Credentials holders in computer-related fields, such as computer science, computer engineering and computer and information sciences, are the country’s most lucrative students early into their careers, according to Department of Education data compiled by The HEA Group and College Scorecard.
Bachelor’s degree holders in computer science from Harvard University have the highest mean earnings four years after graduation at $256,539. Computer science and those related make up eight of the top 10 most lucrative in the nation. The only three outside of this industry to make the ranking are finance and financial management services from the University of Pennsylvania and electrical, electronics and communications engineering from the University of California-Berkeley.
When averaging median income earnings across programs offered to at least 50 institutions, seven out of 10 of the highest earners are in engineering unrelated to computer technology. Still, computer engineering came in first at $97,302, followed by computer science at $94,192. University Business only considered degrees that serve more than 50 institutions to negate any niche credentials offered at a select group of institutions. For example, only five schools offer nuclear engineering, but that major brought the second-highest average median earnings at $116,531.
The HEA Group and scorecard considered over 36,000 academic programs from 22,404 bachelor’s, 8,071 associate’s and 5,621 certificate programs. Additionally, the data are limited to federal financial aid-receiving students, and some small programs’ earnings data are excluded to protect student privacy.
Earning a credential in one of these computer-tech-related programs seems reserved chiefly for bachelor’s degree earners. Associate degree earners are better off, earning $140,386 with a nuclear engineering degree, and certificate earners are best off as an electrical and power transmission installer certificate, making $109,483. However, a bachelor’s degree is still the most reliable undergraduate credential students can earn to ensure they make a livable salary. Almost half (48.48%) of all bachelor’s programs make at least $50,249 four years out of college. Less than 30% of associate degree earners make a livable salary, and only 13% of certificate earners are this well off.
Earnings are great, but are students interested?
The number of students graduating with a bachelor’s in any specific computer science-related program doesn’t compare well with its earning potential. For example, among academic programs offered to at least 50 institutions, the number of institutions providing computer science credentials ranked 25 out of 87. Similarly, the number of students in these graduating cohorts ranked at 27.

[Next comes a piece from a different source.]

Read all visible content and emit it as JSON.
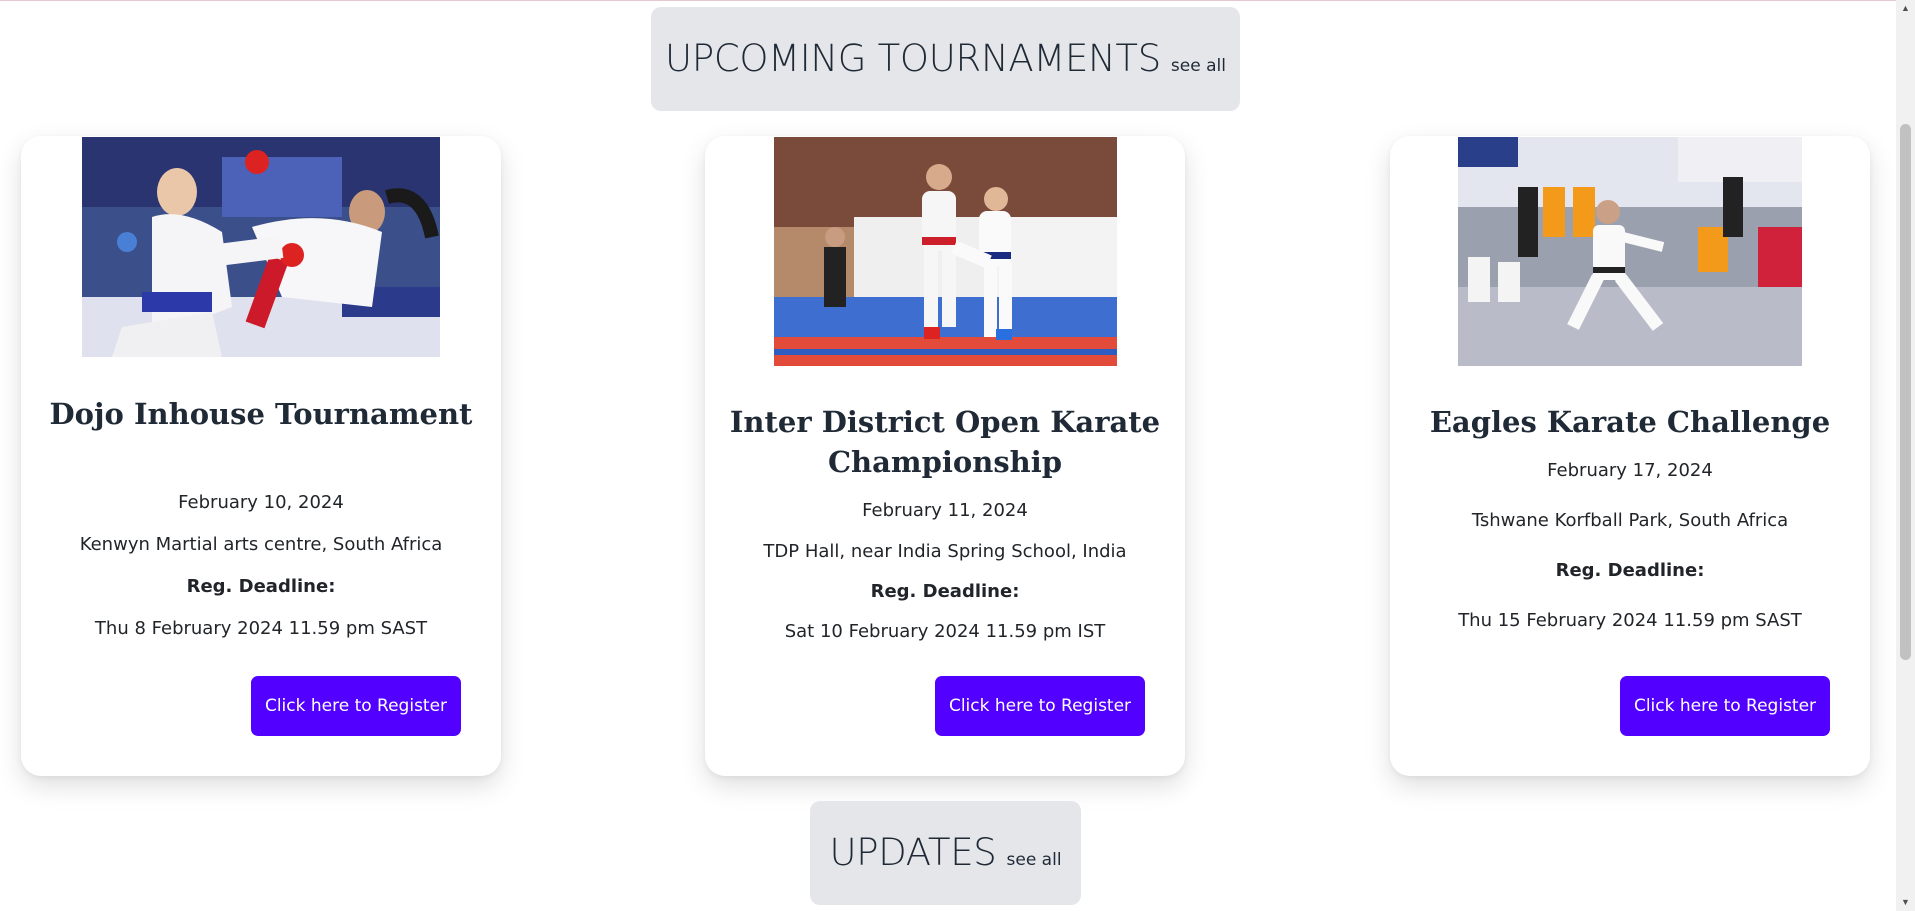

However, combining all programs—computer science, computer engineering, and computer and information sciences—paints a more promising picture. Institutions offer them at the fourth-highest rate, and they have the eighth-greatest number of students in graduating cohorts when combined.